TASK INSTRUCTIONS:
Every line below that mentions the word "icon" should be copied out.

MATERIAL PROVIDED:
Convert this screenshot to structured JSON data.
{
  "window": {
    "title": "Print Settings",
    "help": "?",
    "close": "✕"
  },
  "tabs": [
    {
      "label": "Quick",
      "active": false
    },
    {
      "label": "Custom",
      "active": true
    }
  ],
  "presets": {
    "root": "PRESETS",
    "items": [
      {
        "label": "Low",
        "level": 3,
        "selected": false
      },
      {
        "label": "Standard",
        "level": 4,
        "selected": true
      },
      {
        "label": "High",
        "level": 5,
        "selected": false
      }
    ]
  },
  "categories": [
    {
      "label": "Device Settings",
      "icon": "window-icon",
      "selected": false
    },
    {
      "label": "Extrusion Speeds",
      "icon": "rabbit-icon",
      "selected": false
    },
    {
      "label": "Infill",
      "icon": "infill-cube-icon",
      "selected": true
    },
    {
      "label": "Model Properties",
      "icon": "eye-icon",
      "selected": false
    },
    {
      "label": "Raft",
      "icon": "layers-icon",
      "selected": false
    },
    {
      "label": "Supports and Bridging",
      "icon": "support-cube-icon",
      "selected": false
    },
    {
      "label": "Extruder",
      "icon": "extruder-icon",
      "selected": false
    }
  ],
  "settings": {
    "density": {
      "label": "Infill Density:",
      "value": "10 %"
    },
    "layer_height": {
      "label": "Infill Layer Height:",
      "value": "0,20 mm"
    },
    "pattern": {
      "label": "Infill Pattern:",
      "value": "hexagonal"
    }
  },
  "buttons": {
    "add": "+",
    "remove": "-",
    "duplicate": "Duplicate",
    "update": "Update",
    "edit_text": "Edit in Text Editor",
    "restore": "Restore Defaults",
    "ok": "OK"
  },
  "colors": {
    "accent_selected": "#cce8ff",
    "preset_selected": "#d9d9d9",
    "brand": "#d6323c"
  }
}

EXERCISE RESPONSE:
      "icon": "window-icon",
      "icon": "rabbit-icon",
      "icon": "infill-cube-icon",
      "icon": "eye-icon",
      "icon": "layers-icon",
      "icon": "support-cube-icon",
      "icon": "extruder-icon",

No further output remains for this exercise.